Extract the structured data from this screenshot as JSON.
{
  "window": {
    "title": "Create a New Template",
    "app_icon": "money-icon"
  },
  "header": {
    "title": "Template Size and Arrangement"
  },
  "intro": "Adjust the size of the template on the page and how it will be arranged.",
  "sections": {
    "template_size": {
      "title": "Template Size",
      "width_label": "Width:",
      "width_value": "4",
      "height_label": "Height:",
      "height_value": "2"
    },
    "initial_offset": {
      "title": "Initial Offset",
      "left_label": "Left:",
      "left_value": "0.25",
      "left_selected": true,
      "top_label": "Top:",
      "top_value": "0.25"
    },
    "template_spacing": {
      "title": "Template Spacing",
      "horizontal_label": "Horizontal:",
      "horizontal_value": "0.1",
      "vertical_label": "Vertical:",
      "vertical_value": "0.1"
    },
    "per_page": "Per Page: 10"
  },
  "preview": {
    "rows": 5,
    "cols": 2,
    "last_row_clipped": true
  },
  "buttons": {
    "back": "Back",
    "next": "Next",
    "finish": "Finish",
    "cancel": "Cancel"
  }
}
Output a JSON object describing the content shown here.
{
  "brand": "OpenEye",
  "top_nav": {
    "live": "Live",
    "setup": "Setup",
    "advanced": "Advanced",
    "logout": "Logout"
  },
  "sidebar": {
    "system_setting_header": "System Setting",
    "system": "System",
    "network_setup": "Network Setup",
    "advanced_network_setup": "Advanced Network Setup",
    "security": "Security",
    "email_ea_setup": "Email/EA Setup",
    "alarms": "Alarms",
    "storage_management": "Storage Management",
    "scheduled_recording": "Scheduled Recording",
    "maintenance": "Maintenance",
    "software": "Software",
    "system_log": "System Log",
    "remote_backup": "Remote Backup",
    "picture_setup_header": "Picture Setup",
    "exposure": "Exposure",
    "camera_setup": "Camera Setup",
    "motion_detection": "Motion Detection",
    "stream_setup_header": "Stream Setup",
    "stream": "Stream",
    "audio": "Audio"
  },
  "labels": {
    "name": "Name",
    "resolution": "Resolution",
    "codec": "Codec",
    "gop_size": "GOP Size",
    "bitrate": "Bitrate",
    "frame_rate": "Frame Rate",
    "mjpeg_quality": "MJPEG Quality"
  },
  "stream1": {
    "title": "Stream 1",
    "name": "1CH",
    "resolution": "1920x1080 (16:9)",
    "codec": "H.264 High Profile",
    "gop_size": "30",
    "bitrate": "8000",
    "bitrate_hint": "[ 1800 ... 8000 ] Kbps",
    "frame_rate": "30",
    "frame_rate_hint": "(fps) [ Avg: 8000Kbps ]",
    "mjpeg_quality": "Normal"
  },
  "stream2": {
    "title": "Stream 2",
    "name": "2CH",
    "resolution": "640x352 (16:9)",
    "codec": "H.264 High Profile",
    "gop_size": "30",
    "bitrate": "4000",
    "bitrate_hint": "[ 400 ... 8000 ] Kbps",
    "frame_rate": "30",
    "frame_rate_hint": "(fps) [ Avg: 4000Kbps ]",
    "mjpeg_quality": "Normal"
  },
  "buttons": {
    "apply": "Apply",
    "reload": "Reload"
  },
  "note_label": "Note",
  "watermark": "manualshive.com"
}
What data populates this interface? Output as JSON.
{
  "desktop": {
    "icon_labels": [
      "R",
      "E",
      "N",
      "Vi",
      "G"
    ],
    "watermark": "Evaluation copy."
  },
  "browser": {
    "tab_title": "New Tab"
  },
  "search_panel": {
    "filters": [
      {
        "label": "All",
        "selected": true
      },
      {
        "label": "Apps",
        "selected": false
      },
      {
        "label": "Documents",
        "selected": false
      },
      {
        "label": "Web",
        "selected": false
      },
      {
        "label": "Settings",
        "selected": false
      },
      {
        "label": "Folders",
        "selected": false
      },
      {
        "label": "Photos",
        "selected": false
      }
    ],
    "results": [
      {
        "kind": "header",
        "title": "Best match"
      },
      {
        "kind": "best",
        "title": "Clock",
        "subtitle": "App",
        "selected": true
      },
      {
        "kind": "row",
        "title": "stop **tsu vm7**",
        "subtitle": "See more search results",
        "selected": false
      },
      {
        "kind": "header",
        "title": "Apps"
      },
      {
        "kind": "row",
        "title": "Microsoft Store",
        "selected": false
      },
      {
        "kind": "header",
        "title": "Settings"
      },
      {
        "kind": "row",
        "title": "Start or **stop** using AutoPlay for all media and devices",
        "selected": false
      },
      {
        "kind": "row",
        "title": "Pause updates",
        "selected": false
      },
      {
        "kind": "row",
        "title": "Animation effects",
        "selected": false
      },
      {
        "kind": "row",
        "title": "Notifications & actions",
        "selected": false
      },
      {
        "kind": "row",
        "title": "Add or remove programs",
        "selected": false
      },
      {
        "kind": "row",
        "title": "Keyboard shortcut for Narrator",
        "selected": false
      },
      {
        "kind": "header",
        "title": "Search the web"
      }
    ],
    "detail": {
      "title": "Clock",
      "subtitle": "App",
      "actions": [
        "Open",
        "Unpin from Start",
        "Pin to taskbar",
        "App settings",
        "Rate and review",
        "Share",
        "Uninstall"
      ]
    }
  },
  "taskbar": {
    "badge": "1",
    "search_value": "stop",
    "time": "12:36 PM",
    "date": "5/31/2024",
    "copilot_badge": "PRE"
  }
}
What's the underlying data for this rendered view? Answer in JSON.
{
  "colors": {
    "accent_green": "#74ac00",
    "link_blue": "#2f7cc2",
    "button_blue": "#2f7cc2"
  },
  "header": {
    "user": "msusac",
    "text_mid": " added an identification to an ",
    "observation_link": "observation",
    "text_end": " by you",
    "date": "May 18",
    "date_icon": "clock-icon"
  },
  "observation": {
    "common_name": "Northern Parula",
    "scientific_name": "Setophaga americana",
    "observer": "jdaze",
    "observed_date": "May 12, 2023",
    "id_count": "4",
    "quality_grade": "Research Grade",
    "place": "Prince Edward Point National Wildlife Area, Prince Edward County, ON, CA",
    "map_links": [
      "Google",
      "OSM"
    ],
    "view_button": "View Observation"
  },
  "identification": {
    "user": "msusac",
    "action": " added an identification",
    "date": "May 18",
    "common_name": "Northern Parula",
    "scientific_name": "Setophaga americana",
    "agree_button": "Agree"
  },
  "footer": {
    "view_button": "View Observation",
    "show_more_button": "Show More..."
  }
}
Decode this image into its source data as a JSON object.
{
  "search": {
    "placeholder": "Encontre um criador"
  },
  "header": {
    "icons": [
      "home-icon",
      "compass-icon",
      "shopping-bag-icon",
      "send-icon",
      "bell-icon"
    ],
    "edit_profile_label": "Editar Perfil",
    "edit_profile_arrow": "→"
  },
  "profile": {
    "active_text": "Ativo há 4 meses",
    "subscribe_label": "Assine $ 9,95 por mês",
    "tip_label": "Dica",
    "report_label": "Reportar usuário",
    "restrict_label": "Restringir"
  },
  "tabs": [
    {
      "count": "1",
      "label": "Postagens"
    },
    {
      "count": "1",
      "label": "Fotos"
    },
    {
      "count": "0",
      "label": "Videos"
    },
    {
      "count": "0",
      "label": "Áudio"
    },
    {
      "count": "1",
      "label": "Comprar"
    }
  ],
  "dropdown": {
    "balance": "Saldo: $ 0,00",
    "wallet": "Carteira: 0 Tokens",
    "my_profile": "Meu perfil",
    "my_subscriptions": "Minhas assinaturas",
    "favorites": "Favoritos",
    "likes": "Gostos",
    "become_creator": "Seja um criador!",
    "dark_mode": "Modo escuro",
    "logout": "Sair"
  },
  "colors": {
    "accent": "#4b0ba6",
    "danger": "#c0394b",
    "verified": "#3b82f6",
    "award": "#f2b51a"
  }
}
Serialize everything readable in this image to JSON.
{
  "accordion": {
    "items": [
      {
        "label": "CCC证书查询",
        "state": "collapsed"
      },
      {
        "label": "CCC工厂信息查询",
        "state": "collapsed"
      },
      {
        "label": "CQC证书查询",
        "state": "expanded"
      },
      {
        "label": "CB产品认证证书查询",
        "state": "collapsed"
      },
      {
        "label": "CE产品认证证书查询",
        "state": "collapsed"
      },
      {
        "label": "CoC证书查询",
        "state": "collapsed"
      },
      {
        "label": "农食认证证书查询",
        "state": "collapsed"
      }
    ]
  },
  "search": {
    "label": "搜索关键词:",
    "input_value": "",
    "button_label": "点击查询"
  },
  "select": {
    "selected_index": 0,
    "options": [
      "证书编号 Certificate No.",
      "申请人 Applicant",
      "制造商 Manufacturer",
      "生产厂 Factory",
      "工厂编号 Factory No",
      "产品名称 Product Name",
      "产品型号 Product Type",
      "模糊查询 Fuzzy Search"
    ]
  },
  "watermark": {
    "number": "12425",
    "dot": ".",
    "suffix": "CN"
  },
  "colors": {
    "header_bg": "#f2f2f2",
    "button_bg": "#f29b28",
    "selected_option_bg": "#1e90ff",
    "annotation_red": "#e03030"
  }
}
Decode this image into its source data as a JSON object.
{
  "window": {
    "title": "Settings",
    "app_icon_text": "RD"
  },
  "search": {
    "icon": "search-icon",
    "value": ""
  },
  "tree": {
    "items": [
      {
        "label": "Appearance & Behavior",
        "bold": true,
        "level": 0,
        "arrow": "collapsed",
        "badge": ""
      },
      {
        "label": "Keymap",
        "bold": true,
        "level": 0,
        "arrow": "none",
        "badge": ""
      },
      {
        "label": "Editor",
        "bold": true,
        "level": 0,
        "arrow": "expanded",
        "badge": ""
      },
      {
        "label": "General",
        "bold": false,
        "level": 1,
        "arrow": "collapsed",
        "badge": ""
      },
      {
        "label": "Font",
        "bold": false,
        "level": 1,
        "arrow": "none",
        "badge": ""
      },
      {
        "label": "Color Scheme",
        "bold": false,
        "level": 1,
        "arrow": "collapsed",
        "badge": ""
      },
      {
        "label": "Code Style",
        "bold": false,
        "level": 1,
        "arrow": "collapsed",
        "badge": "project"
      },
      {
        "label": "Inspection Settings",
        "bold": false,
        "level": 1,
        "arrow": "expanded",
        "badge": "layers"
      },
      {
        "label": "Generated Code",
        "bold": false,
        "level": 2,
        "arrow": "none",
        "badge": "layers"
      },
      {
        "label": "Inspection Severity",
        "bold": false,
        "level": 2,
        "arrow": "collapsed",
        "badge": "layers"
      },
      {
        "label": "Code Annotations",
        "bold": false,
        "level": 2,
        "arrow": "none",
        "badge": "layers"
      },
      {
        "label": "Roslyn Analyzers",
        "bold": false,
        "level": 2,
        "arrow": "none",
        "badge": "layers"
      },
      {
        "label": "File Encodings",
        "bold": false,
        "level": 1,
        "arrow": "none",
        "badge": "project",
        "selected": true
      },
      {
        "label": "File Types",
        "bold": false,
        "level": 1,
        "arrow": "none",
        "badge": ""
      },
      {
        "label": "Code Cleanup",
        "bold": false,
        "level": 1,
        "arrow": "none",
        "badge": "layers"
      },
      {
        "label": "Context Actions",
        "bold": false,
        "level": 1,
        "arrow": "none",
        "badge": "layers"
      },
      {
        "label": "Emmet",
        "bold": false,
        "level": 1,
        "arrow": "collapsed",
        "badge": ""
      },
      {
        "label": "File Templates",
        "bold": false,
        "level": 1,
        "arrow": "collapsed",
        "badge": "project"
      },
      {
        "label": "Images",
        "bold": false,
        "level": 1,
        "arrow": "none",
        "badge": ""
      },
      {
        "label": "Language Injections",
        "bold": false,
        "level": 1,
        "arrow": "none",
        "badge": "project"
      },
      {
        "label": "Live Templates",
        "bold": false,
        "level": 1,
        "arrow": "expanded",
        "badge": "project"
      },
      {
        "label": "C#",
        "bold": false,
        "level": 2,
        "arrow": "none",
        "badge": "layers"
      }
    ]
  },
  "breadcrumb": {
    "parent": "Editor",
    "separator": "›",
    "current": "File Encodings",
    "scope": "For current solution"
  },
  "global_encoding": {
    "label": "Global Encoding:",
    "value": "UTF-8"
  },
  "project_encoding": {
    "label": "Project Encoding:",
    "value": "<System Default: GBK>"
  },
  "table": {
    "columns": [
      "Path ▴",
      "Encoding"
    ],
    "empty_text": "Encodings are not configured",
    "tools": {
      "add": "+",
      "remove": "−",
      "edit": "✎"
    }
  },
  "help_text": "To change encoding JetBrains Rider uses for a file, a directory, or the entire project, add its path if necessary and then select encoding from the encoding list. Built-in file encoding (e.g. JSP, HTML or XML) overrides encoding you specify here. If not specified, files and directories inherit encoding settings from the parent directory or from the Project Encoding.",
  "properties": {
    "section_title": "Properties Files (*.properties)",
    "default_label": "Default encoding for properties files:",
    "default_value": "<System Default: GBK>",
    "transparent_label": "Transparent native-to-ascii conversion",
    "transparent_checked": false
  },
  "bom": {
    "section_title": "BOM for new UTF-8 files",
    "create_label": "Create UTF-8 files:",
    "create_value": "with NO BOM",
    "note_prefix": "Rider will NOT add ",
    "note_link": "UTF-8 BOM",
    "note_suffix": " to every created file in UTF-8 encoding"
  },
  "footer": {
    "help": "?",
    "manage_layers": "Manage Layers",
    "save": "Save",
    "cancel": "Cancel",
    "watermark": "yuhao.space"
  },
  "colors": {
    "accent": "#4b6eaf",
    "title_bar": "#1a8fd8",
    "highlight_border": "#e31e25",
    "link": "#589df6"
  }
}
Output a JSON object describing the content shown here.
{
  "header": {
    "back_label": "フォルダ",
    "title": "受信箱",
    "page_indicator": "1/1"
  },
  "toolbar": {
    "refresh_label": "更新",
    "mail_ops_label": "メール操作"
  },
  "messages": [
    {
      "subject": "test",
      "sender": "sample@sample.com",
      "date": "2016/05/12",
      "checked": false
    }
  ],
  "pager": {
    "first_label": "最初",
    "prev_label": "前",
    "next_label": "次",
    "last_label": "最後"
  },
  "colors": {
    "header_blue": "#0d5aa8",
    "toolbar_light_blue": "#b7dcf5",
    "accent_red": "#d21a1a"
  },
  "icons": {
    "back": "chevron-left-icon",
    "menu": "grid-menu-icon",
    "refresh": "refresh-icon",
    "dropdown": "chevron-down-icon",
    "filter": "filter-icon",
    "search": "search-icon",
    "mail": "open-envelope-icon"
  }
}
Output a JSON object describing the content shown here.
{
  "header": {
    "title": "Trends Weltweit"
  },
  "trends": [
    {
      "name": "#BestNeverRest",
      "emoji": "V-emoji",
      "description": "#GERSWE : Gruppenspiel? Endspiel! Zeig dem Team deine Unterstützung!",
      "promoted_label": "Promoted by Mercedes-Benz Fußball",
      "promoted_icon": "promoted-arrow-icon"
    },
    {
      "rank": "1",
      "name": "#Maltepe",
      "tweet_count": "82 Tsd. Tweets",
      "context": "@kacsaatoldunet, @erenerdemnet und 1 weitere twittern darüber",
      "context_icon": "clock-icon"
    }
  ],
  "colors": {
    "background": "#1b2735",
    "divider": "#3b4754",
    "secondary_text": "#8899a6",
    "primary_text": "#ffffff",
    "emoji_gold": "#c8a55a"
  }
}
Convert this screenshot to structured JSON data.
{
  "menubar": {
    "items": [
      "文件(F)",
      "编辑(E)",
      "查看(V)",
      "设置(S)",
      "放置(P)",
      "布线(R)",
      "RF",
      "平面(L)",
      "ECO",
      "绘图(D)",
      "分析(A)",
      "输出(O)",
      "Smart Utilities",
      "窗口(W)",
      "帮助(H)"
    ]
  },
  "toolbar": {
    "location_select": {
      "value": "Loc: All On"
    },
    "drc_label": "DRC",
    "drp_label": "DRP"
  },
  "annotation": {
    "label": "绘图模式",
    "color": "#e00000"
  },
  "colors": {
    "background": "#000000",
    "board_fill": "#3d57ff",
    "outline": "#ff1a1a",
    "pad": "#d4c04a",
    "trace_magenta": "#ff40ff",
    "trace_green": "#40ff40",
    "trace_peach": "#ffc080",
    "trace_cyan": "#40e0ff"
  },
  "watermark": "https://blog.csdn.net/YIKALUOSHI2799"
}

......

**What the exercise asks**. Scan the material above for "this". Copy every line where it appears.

**Your response**.
Extract the structured data from this screenshot as JSON.
What data populates this interface? Output as JSON.
What's the underlying data for this rendered view? Answer in JSON.
Decode this image into its source data as a JSON object.
Serialize everything readable in this image to JSON.
Decode this image into its source data as a JSON object.
Convert this screenshot to structured JSON data.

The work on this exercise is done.